Energize your session with movement

AUTHOR: Malene Marie Bendixen Jacobsen, Agile Coach

Have you ever been part of or facilitated a session where the energy felt low? Where some of your participants were half asleep or struggled to stay focused? Or do you have teams that feel they are ALWAYS in meetings, indirectly saying it is boring and they would rather be coding?

You are not the only one. The problem with these sessions is that when the attendees have these feelings, the sessions are not productive, which creates the impression that it is a waste of time. As a Scrum Master, facilitator, or trainer it is our job to make our sessions interactive so that they are productive.

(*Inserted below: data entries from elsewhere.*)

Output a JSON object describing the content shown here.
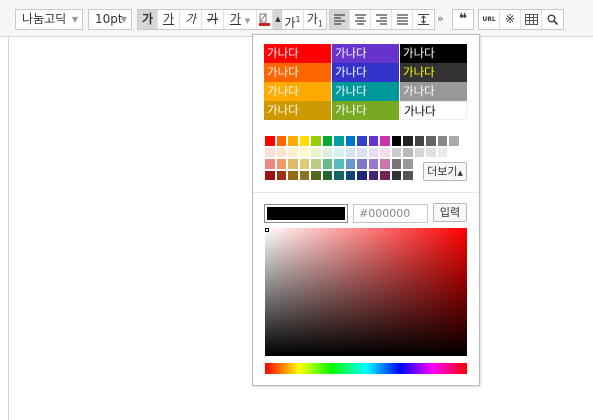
{
  "toolbar": {
    "font_family": "나눔고딕",
    "font_size": "10pt",
    "style_buttons": [
      "가",
      "가",
      "가",
      "가",
      "가"
    ],
    "superscript": "가",
    "subscript": "가",
    "superscript_mark": "1",
    "subscript_mark": "1",
    "more": "»",
    "quote": "❝",
    "url": "URL",
    "special_char": "※",
    "table_icon": "table-icon",
    "search": "🔍"
  },
  "palette": {
    "presets": [
      {
        "label": "가나다",
        "bg": "#ff0000",
        "fg": "#ffffff"
      },
      {
        "label": "가나다",
        "bg": "#6633cc",
        "fg": "#ffffff"
      },
      {
        "label": "가나다",
        "bg": "#000000",
        "fg": "#ffffff"
      },
      {
        "label": "가나다",
        "bg": "#ff6600",
        "fg": "#ffffff"
      },
      {
        "label": "가나다",
        "bg": "#3333cc",
        "fg": "#ffffff"
      },
      {
        "label": "가나다",
        "bg": "#333333",
        "fg": "#ffff00"
      },
      {
        "label": "가나다",
        "bg": "#ffaa00",
        "fg": "#ffffff"
      },
      {
        "label": "가나다",
        "bg": "#009999",
        "fg": "#ffffff"
      },
      {
        "label": "가나다",
        "bg": "#999999",
        "fg": "#ffffff"
      },
      {
        "label": "가나다",
        "bg": "#cc9900",
        "fg": "#ffffff"
      },
      {
        "label": "가나다",
        "bg": "#77aa22",
        "fg": "#ffffff"
      },
      {
        "label": "가나다",
        "bg": "#ffffff",
        "fg": "#000000"
      }
    ],
    "swatches": [
      [
        "#ff0000",
        "#ff6600",
        "#ffaa00",
        "#ffdd00",
        "#99cc00",
        "#00aa33",
        "#00a0a0",
        "#0077cc",
        "#3344cc",
        "#6633cc",
        "#cc33aa",
        "#000000",
        "#222222",
        "#444444",
        "#666666",
        "#888888",
        "#aaaaaa"
      ],
      [
        "#ffdddd",
        "#ffe5cc",
        "#fff0cc",
        "#fffacc",
        "#eef5cc",
        "#ddf0dd",
        "#d5f0f0",
        "#d5e5f5",
        "#dddff5",
        "#e5ddf5",
        "#f5ddee",
        "#cccccc",
        "#bbbbbb",
        "#d5d5d5",
        "#e0e0e0",
        "#ebebeb",
        "#ffffff"
      ],
      [
        "#ee8888",
        "#ee9966",
        "#ddbb66",
        "#ddcc77",
        "#bbcc88",
        "#66bb88",
        "#55bbbb",
        "#6699cc",
        "#7777cc",
        "#9977cc",
        "#cc77aa",
        "#777777",
        "#999999",
        "#ffffff",
        "#ffffff",
        "#ffffff",
        "#ffffff"
      ],
      [
        "#991111",
        "#993311",
        "#996611",
        "#887722",
        "#556622",
        "#226633",
        "#116666",
        "#114477",
        "#222277",
        "#442277",
        "#772255",
        "#333333",
        "#555555",
        "#ffffff",
        "#ffffff",
        "#ffffff",
        "#ffffff"
      ]
    ],
    "more_label": "더보기",
    "hex_value": "#000000",
    "enter_label": "입력"
  }
}
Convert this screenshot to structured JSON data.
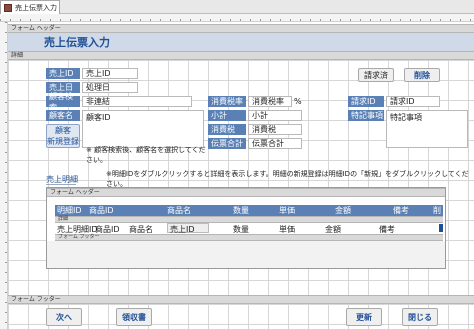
{
  "tab": {
    "title": "売上伝票入力"
  },
  "sections": {
    "form_header": "フォーム ヘッダー",
    "detail": "詳細",
    "form_footer": "フォーム フッター",
    "sub_form_header": "フォーム ヘッダー",
    "sub_detail": "詳細",
    "sub_form_footer": "フォーム フッター"
  },
  "header": {
    "title": "売上伝票入力"
  },
  "fields": {
    "sales_id": {
      "label": "売上ID",
      "value": "売上ID"
    },
    "sales_date": {
      "label": "売上日",
      "value": "処理日"
    },
    "customer_search": {
      "label": "顧客検索",
      "value": "非連結"
    },
    "customer_name": {
      "label": "顧客名",
      "value": "顧客ID"
    },
    "tax_rate": {
      "label": "消費税率",
      "value": "消費税率",
      "unit": "%"
    },
    "subtotal": {
      "label": "小計",
      "value": "小計"
    },
    "tax": {
      "label": "消費税",
      "value": "消費税"
    },
    "total": {
      "label": "伝票合計",
      "value": "伝票合計"
    },
    "request_id": {
      "label": "請求ID",
      "value": "請求ID"
    },
    "special_notes": {
      "label": "特記事項",
      "value": "特記事項"
    }
  },
  "buttons": {
    "billed": "請求済",
    "delete": "削除",
    "register_customer_line1": "顧客",
    "register_customer_line2": "新規登録",
    "next": "次へ",
    "receipt": "領収書",
    "update": "更新",
    "close": "閉じる"
  },
  "notes": {
    "customer_search_note": "※ 顧客検索後、顧客名を選択してください。",
    "detail_note": "※明細IDをダブルクリックすると詳細を表示します。明細の新規登録は明細IDの「新規」をダブルクリックしてください。"
  },
  "detail_section": {
    "label": "売上明細"
  },
  "subform": {
    "columns": [
      "明細ID",
      "商品ID",
      "商品名",
      "数量",
      "単価",
      "金額",
      "備考",
      "削"
    ],
    "row": [
      "売上明細ID",
      "商品ID",
      "商品名",
      "売上ID",
      "数量",
      "単価",
      "金額",
      "備考"
    ]
  },
  "colors": {
    "accent": "#5a80b6",
    "title_text": "#1f4f95"
  }
}
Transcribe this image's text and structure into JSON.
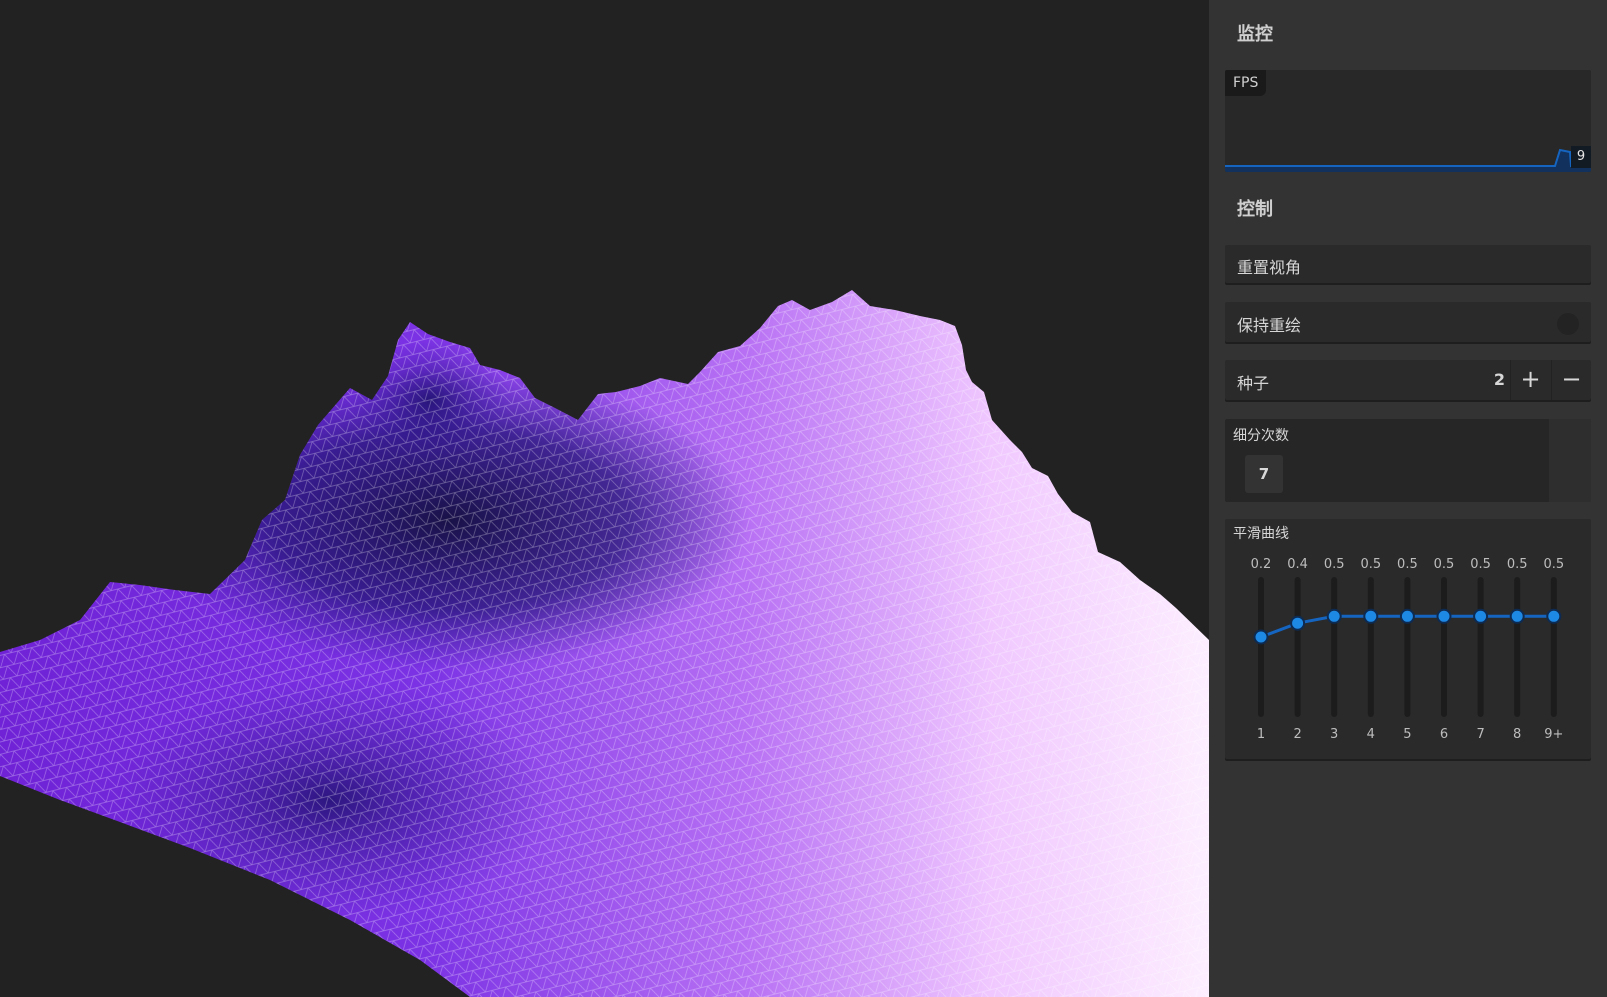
{
  "viewport": {
    "scene": "terrain-wireframe",
    "colors": {
      "low": "#1a1060",
      "mid": "#7a2ee0",
      "high": "#fbe6ff",
      "background": "#222222"
    }
  },
  "panel": {
    "monitor": {
      "title": "监控",
      "fps": {
        "label": "FPS",
        "value": "9",
        "accent": "#1565c0"
      }
    },
    "controls": {
      "title": "控制",
      "reset_view_label": "重置视角",
      "keep_redraw_label": "保持重绘",
      "seed": {
        "label": "种子",
        "value": "2",
        "plus": "+",
        "minus": "−"
      },
      "subdivisions": {
        "label": "细分次数",
        "value": "7"
      },
      "smooth_curve": {
        "label": "平滑曲线",
        "values": [
          0.2,
          0.4,
          0.5,
          0.5,
          0.5,
          0.5,
          0.5,
          0.5,
          0.5
        ],
        "value_labels": [
          "0.2",
          "0.4",
          "0.5",
          "0.5",
          "0.5",
          "0.5",
          "0.5",
          "0.5",
          "0.5"
        ],
        "indices": [
          "1",
          "2",
          "3",
          "4",
          "5",
          "6",
          "7",
          "8",
          "9+"
        ],
        "accent": "#1e88e5"
      }
    }
  }
}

It is not easy at all, but luckily there are multiple tools and principles to help you.


One of the principles you need to have in mind when planning your sessions is simply ‘movement’. Our bodies were not made to sit idle all day long, they are meant to MOVE. Studies show that when our body moves, it provides more oxygen to the brain which makes you function better. Even little movements such as stretching, yawning, turning, talking to someone, drawing, or standing all send extra oxygen to the brain which makes us more awake. So for you to energize your sessions you need to get the people moving 😉

This can be done in many different ways, for example:

  • Ask the attendees to stand up and stretch if they have been sitting for too long
  • Facilitate small group discussions
  • Walk around the room while talking
  • Use flipcharts, sticky notes, and other visual aids to get the participant active

These are just a few tips for making your sessions more energized. If you want to learn more, I suggest you attend the course “Training from the BACK of the room” that is filled with tools and practical exercises on how to make outstanding sessions based on brain science. After I attended the course myself, it truly changed my mind-set and my facilitation style – it is one of the best courses I have ever done involving tools for facilitation.